Friday, January 14, 2011

Rising anger, growing warnings

Manmohan Singh's popularity is marginally down and Sonia Gandhi's steeply down, according to a new opinion poll (India Today). Yet, the Congress is considered better than other parties in handling the country's problems. Generally optimism prevails, especially among the young. APJ Abdul Kalam is their role model and their faith in India's growing economic strength is abiding.

(Not that opinion polls are definitive. This one for example ranks Rahul Gandhi as best qualified to be Prime Minister. Best “qualified”? Even Kanimozhi does not believe that M.K. Stalin is best qualified to be the next Tamil Nadu Chief Minister. Nevertheless, two-thirds of Lok Sabha MPs below 40 are “qualified” by heredity. In politics these days DNA is the best qualification).

Of course a vibrant, young population is India's best guarantee for the future.
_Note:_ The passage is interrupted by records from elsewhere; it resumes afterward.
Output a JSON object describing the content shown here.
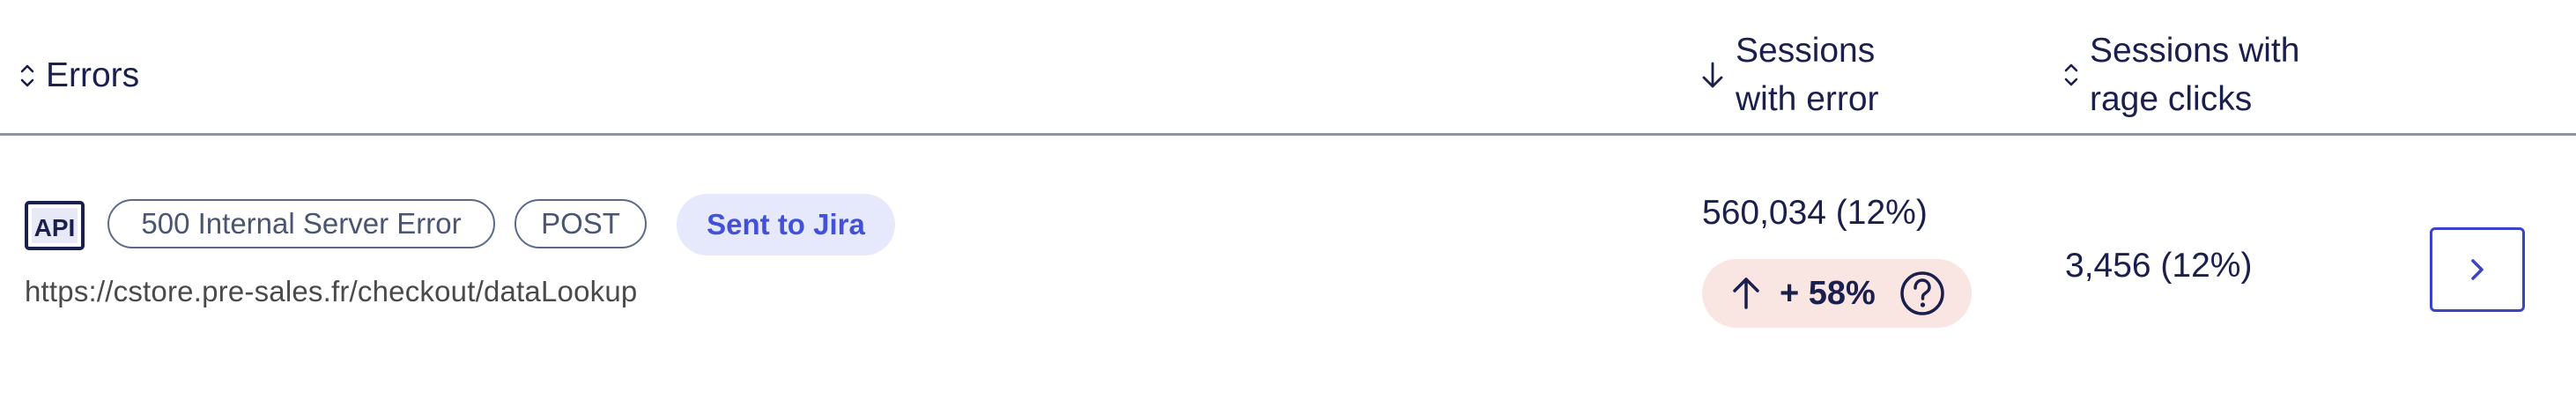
{
  "header": {
    "errors_label": "Errors",
    "sessions_error_line1": "Sessions",
    "sessions_error_line2": "with error",
    "rage_line1": "Sessions with",
    "rage_line2": "rage clicks"
  },
  "row": {
    "type_icon": "API",
    "status_pill": "500 Internal Server Error",
    "method_pill": "POST",
    "jira_badge": "Sent to Jira",
    "url": "https://cstore.pre-sales.fr/checkout/dataLookup",
    "sessions_with_error": "560,034 (12%)",
    "trend": "+ 58%",
    "sessions_rage_clicks": "3,456 (12%)"
  },
  "icons": {
    "errors_sort": "sort-icon",
    "sessions_error_sort": "arrow-down-icon",
    "rage_sort": "sort-icon",
    "trend_arrow": "arrow-up-icon",
    "help": "question-circle-icon",
    "open": "chevron-right-icon"
  },
  "colors": {
    "text": "#1a1f4d",
    "jira_bg": "#e6e8fb",
    "jira_text": "#4351d8",
    "trend_bg": "#f9e6e3",
    "button_border": "#3b43c9"
  }
}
In the short-term, however, they are at the mercy of the crooked old population of political manipulators. So the question is: How long will be the short term? Indications are not encouraging because none of the manipulators in power today show any sign of giving up their deceitful, foxy ways.
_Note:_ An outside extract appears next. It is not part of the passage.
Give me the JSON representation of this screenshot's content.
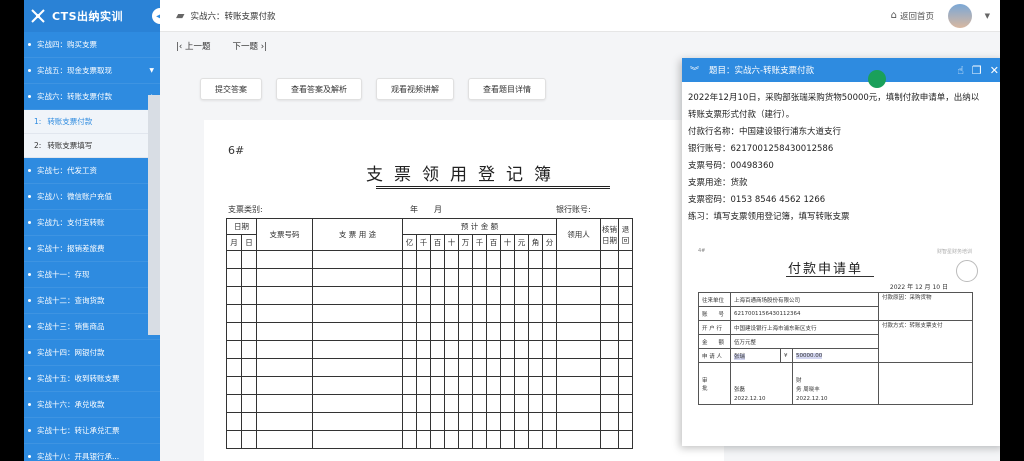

No One Killed Jessica is an apt message of our times. If anybody missed the message, there is a stronger one to wake them up: No One Killed Aarushi. An MLA in Uttar Pradesh raped a girl – and promptly the girl was put in jail. Public outrage finally forced the authorities to arrest the MLA. Perhaps he will now be put in the same cell as the girl. Eventually the police may prove that it was the girl who raped the MLA. And UP is ruled by a woman Chief Minister.
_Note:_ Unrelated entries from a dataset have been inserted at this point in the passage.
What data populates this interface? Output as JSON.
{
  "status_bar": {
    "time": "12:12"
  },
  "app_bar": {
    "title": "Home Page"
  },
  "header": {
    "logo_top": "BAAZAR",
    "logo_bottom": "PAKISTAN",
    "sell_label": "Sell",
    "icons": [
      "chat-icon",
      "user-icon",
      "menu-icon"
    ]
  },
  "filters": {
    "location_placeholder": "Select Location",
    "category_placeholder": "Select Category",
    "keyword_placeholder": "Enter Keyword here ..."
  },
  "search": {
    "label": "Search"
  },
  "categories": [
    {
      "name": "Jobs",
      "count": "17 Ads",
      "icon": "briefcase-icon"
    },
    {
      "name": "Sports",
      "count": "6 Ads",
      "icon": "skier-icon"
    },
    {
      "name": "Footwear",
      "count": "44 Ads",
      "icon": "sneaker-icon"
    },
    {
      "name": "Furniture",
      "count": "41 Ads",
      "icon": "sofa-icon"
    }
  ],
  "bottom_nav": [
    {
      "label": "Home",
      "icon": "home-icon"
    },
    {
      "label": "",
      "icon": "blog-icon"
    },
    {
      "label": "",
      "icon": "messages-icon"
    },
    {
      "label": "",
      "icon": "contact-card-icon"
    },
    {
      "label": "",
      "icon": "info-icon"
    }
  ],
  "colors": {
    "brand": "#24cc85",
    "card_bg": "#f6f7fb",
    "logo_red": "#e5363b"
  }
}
People are in no position to react immediately to such perversions by the ruling class. But people get angry. There is a great deal of public anger in India today. The Kalmadis, the Sharad Pawars, the Quattrochis, the Yeddyurappas, the A. Rajas are adding fuel to the fire of this anger. Someone should pause to think what would happen if the collective anger of a people is allowed to build up to bursting point.

In fact, many are already flashing warning signals. Ashok Mitra, West Bengal's veteran Marxist, recently wrote: “Discontent is going up as disparity between rich and poor gets pronounced. Sooner or later this will get mobilised... and we will have an incendiary situation”.

Even if we say that the Marxist in Ashok Mitra is exaggerating, what about Devadutt Pattanayak who is a vedic scholar and mythologist? As he sees it: “India's growth is dangerously unequal..... It is only a question of time before this leads to violent confrontations”.

Other voices, widely recognised as intellectual, competent and sober, tend to think along the same lines. Writing in Outlook recently, author Sunil Khilnani referred to “the ambiguities of coalition politics, a volatile Hindu nationalism and intense caste politics” to conclude that “there will be more crises and surprises ahead”. Editor R. Jagannathan cautioned that if politics are not made “consciously right,” then we will have to “face the consequences of social conflict”. Filmmaker Sudhir Misra warned: “The system will have to change its values or else the whole fabric will be rent”.

Foreign voices are strident. For all the admiration India has won from Western investors, the public criticism in Western media is unsparing. In a popular prime-time television discussion in Germany, a panelist quoted from a blog: “If all the scams of the last five years are added up, they are likely to exceed the British colonial loot of India of about a trillion dollars”.

A German business daily editorialised that “India is becoming a Banana Republic instead of an economic superpower”. A French newspaper article mentioned the name of Hassan Ali of Pune and his wife as operating a one-billion-dollar illegal Swiss account with “sanction of the Indian regime”.

How harmful can a country's reputation get. How dangerous can a country's internal contradictions get. Must India collapse in order to rise again?